*WHAT TO PRODUCE*: The word "change" marks the lines to report; pull each of them from the listing.

*DATA RECORDS*:
↓↓↓

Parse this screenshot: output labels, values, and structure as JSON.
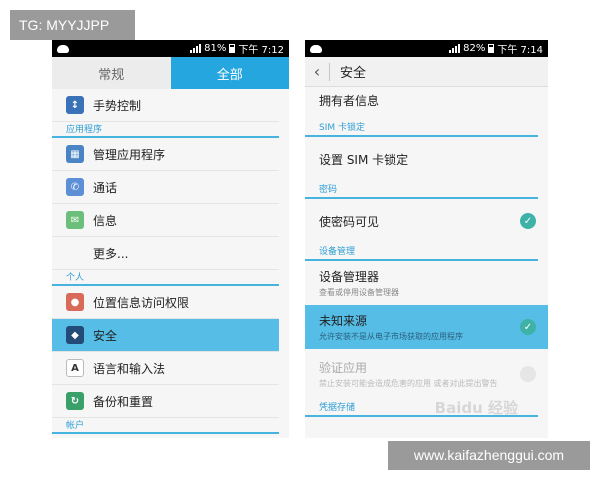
{
  "watermark_top": "TG: MYYJJPP",
  "watermark_bottom": "www.kaifazhenggui.com",
  "left": {
    "status": {
      "battery": "81%",
      "time": "下午 7:12"
    },
    "tabs": [
      "常规",
      "全部"
    ],
    "rows": [
      {
        "type": "item",
        "label": "手势控制",
        "icon": "gesture-icon"
      },
      {
        "type": "header",
        "label": "应用程序"
      },
      {
        "type": "item",
        "label": "管理应用程序",
        "icon": "apps-icon"
      },
      {
        "type": "item",
        "label": "通话",
        "icon": "phone-icon"
      },
      {
        "type": "item",
        "label": "信息",
        "icon": "message-icon"
      },
      {
        "type": "item",
        "label": "更多..."
      },
      {
        "type": "header",
        "label": "个人"
      },
      {
        "type": "item",
        "label": "位置信息访问权限",
        "icon": "location-icon"
      },
      {
        "type": "item",
        "label": "安全",
        "icon": "shield-icon",
        "selected": true
      },
      {
        "type": "item",
        "label": "语言和输入法",
        "icon": "keyboard-icon"
      },
      {
        "type": "item",
        "label": "备份和重置",
        "icon": "backup-icon"
      },
      {
        "type": "header",
        "label": "帐户"
      }
    ]
  },
  "right": {
    "status": {
      "battery": "82%",
      "time": "下午 7:14"
    },
    "title": "安全",
    "owner_info": "拥有者信息",
    "sim_section": "SIM 卡锁定",
    "sim_lock": "设置 SIM 卡锁定",
    "password_section": "密码",
    "password_visible": "使密码可见",
    "device_section": "设备管理",
    "device_admin": "设备管理器",
    "device_admin_sub": "查看或停用设备管理器",
    "unknown_sources": "未知来源",
    "unknown_sources_sub": "允许安装不是从电子市场获取的应用程序",
    "verify_apps": "验证应用",
    "verify_apps_sub": "禁止安装可能会造成危害的应用 或者对此提出警告",
    "storage_section": "凭据存储",
    "baidu_watermark": "Baidu 经验"
  }
}
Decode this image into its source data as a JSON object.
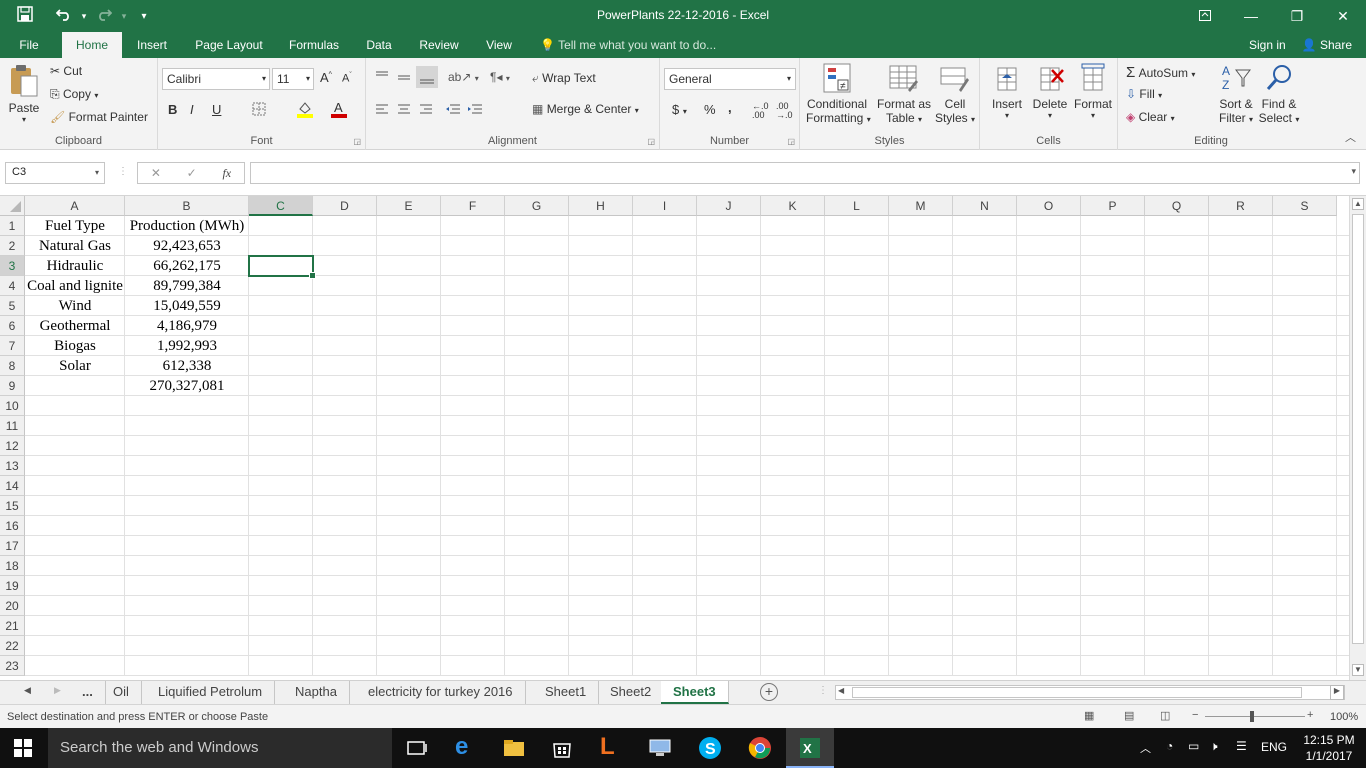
{
  "title": "PowerPlants 22-12-2016 - Excel",
  "qat": {
    "save": "💾",
    "undo": "↶",
    "redo": "↷",
    "customize": "▾"
  },
  "tabs": [
    "File",
    "Home",
    "Insert",
    "Page Layout",
    "Formulas",
    "Data",
    "Review",
    "View"
  ],
  "tell_me": "Tell me what you want to do...",
  "account": {
    "signin": "Sign in",
    "share": "Share"
  },
  "ribbon": {
    "clipboard": {
      "paste": "Paste",
      "cut": "Cut",
      "copy": "Copy",
      "format_painter": "Format Painter",
      "label": "Clipboard"
    },
    "font": {
      "name": "Calibri",
      "size": "11",
      "bold": "B",
      "italic": "I",
      "underline": "U",
      "label": "Font"
    },
    "alignment": {
      "wrap": "Wrap Text",
      "merge": "Merge & Center",
      "label": "Alignment"
    },
    "number": {
      "format": "General",
      "currency": "$",
      "percent": "%",
      "comma": ",",
      "label": "Number"
    },
    "styles": {
      "conditional": "Conditional",
      "conditional2": "Formatting",
      "format_as": "Format as",
      "format_as2": "Table",
      "cell": "Cell",
      "cell2": "Styles",
      "label": "Styles"
    },
    "cells": {
      "insert": "Insert",
      "delete": "Delete",
      "format": "Format",
      "label": "Cells"
    },
    "editing": {
      "autosum": "AutoSum",
      "fill": "Fill",
      "clear": "Clear",
      "sort": "Sort &",
      "sort2": "Filter",
      "find": "Find &",
      "find2": "Select",
      "label": "Editing"
    }
  },
  "formula_bar": {
    "name_box": "C3",
    "fx": "fx",
    "value": ""
  },
  "columns": [
    "A",
    "B",
    "C",
    "D",
    "E",
    "F",
    "G",
    "H",
    "I",
    "J",
    "K",
    "L",
    "M",
    "N",
    "O",
    "P",
    "Q",
    "R",
    "S"
  ],
  "rows": [
    "1",
    "2",
    "3",
    "4",
    "5",
    "6",
    "7",
    "8",
    "9",
    "10",
    "11",
    "12",
    "13",
    "14",
    "15",
    "16",
    "17",
    "18",
    "19",
    "20",
    "21",
    "22",
    "23"
  ],
  "sheet": {
    "A": [
      "Fuel Type",
      "Natural Gas",
      "Hidraulic",
      "Coal and lignite",
      "Wind",
      "Geothermal",
      "Biogas",
      "Solar",
      ""
    ],
    "B": [
      "Production (MWh)",
      "92,423,653",
      "66,262,175",
      "89,799,384",
      "15,049,559",
      "4,186,979",
      "1,992,993",
      "612,338",
      "270,327,081"
    ]
  },
  "sheet_tabs": [
    "...",
    "Oil",
    "Liquified Petrolum",
    "Naptha",
    "electricity for turkey 2016",
    "Sheet1",
    "Sheet2",
    "Sheet3"
  ],
  "active_sheet": "Sheet3",
  "status": {
    "message": "Select destination and press ENTER or choose Paste",
    "zoom": "100%"
  },
  "taskbar": {
    "search": "Search the web and Windows",
    "lang": "ENG",
    "time": "12:15 PM",
    "date": "1/1/2017"
  },
  "colors": {
    "accent": "#217346"
  }
}
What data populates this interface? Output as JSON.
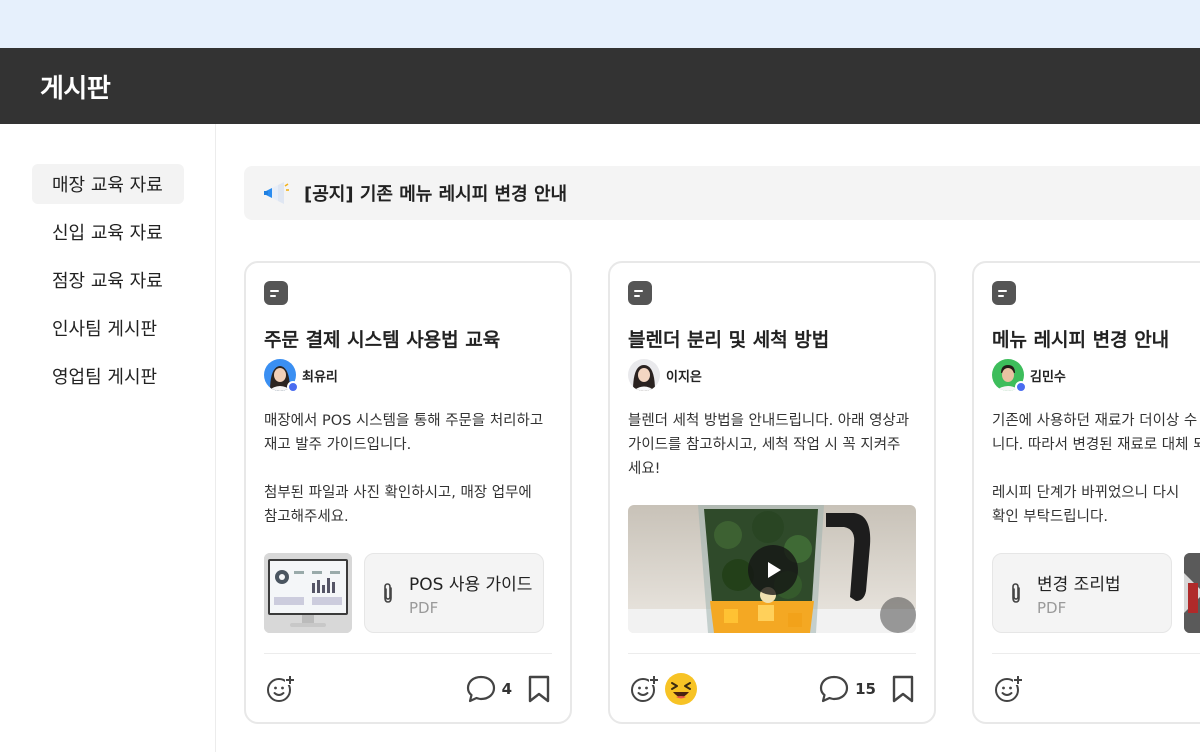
{
  "header": {
    "title": "게시판"
  },
  "sidebar": {
    "items": [
      {
        "label": "매장 교육 자료",
        "active": true
      },
      {
        "label": "신입 교육 자료",
        "active": false
      },
      {
        "label": "점장 교육 자료",
        "active": false
      },
      {
        "label": "인사팀 게시판",
        "active": false
      },
      {
        "label": "영업팀 게시판",
        "active": false
      }
    ]
  },
  "notice": {
    "icon": "megaphone-icon",
    "text": "[공지] 기존 메뉴 레시피 변경 안내"
  },
  "cards": [
    {
      "title": "주문 결제 시스템 사용법 교육",
      "author": "최유리",
      "body": [
        "매장에서 POS 시스템을 통해 주문을 처리하고",
        "재고 발주 가이드입니다.",
        "",
        "첨부된 파일과 사진 확인하시고, 매장 업무에",
        "참고해주세요."
      ],
      "attachment": {
        "name": "POS 사용 가이드",
        "type": "PDF"
      },
      "comments": "4"
    },
    {
      "title": "블렌더 분리 및 세척 방법",
      "author": "이지은",
      "body": [
        "블렌더 세척 방법을 안내드립니다. 아래 영상과",
        "가이드를 참고하시고, 세척 작업 시 꼭 지켜주",
        "세요!"
      ],
      "comments": "15"
    },
    {
      "title": "메뉴 레시피 변경 안내",
      "author": "김민수",
      "body": [
        "기존에 사용하던 재료가 더이상 수",
        "니다. 따라서 변경된 재료로 대체 되",
        "",
        "레시피 단계가 바뀌었으니 다시",
        "확인 부탁드립니다."
      ],
      "attachment": {
        "name": "변경 조리법",
        "type": "PDF"
      }
    }
  ],
  "colors": {
    "header_bg": "#333333",
    "top_band": "#e6f0fc",
    "accent_star": "#4a6cf0",
    "emoji_yellow": "#f7c325"
  }
}
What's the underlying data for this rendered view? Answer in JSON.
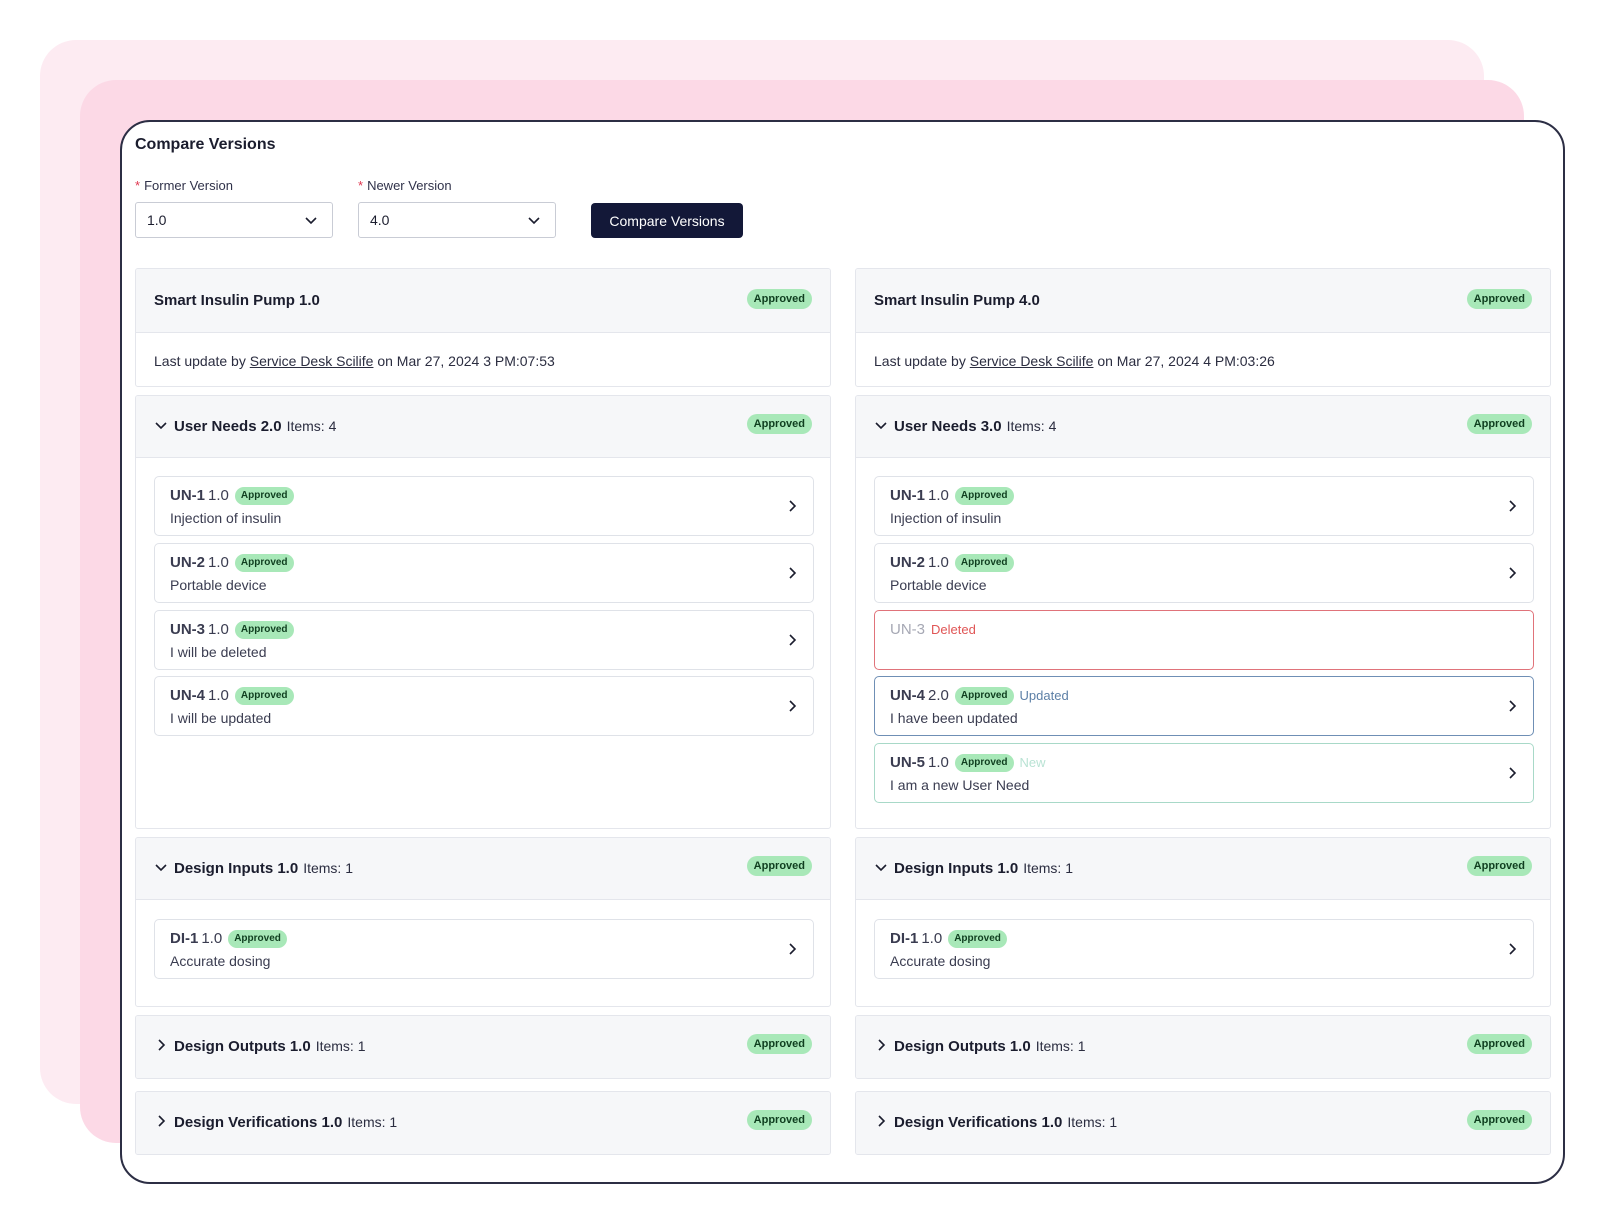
{
  "title": "Compare Versions",
  "form": {
    "former_label": "Former Version",
    "former_value": "1.0",
    "newer_label": "Newer Version",
    "newer_value": "4.0",
    "required_mark": "*",
    "compare_button": "Compare Versions"
  },
  "left": {
    "doc_title": "Smart Insulin Pump 1.0",
    "doc_status": "Approved",
    "update_prefix": "Last update by",
    "update_user": "Service Desk Scilife",
    "update_suffix": "on Mar 27, 2024 3 PM:07:53",
    "user_needs": {
      "title": "User Needs 2.0",
      "count": "Items: 4",
      "status": "Approved",
      "items": [
        {
          "code": "UN-1",
          "version": "1.0",
          "status": "Approved",
          "text": "Injection of insulin"
        },
        {
          "code": "UN-2",
          "version": "1.0",
          "status": "Approved",
          "text": "Portable device"
        },
        {
          "code": "UN-3",
          "version": "1.0",
          "status": "Approved",
          "text": "I will be deleted"
        },
        {
          "code": "UN-4",
          "version": "1.0",
          "status": "Approved",
          "text": "I will be updated"
        }
      ]
    },
    "design_inputs": {
      "title": "Design Inputs 1.0",
      "count": "Items: 1",
      "status": "Approved",
      "items": [
        {
          "code": "DI-1",
          "version": "1.0",
          "status": "Approved",
          "text": "Accurate dosing"
        }
      ]
    },
    "design_outputs": {
      "title": "Design Outputs 1.0",
      "count": "Items: 1",
      "status": "Approved"
    },
    "design_verifications": {
      "title": "Design Verifications 1.0",
      "count": "Items: 1",
      "status": "Approved"
    }
  },
  "right": {
    "doc_title": "Smart Insulin Pump 4.0",
    "doc_status": "Approved",
    "update_prefix": "Last update by",
    "update_user": "Service Desk Scilife",
    "update_suffix": "on Mar 27, 2024 4 PM:03:26",
    "user_needs": {
      "title": "User Needs 3.0",
      "count": "Items: 4",
      "status": "Approved",
      "items": [
        {
          "code": "UN-1",
          "version": "1.0",
          "status": "Approved",
          "text": "Injection of insulin"
        },
        {
          "code": "UN-2",
          "version": "1.0",
          "status": "Approved",
          "text": "Portable device"
        },
        {
          "code": "UN-3",
          "change": "Deleted"
        },
        {
          "code": "UN-4",
          "version": "2.0",
          "status": "Approved",
          "change": "Updated",
          "text": "I have been updated"
        },
        {
          "code": "UN-5",
          "version": "1.0",
          "status": "Approved",
          "change": "New",
          "text": "I am a new User Need"
        }
      ]
    },
    "design_inputs": {
      "title": "Design Inputs 1.0",
      "count": "Items: 1",
      "status": "Approved",
      "items": [
        {
          "code": "DI-1",
          "version": "1.0",
          "status": "Approved",
          "text": "Accurate dosing"
        }
      ]
    },
    "design_outputs": {
      "title": "Design Outputs 1.0",
      "count": "Items: 1",
      "status": "Approved"
    },
    "design_verifications": {
      "title": "Design Verifications 1.0",
      "count": "Items: 1",
      "status": "Approved"
    }
  },
  "colors": {
    "approved_badge": "#a8e8b8",
    "deleted": "#e05555",
    "updated": "#5c7fa6",
    "new": "#b9e3d4",
    "button": "#131838"
  },
  "icons": {
    "select_chevron": "chevron-down-icon",
    "section_expanded": "chevron-down-icon",
    "section_collapsed": "chevron-right-icon",
    "item_open": "chevron-right-icon"
  }
}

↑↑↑

*RESPONSE AREA*:
          "change": "Deleted"
          "change": "Updated",
          "change": "New",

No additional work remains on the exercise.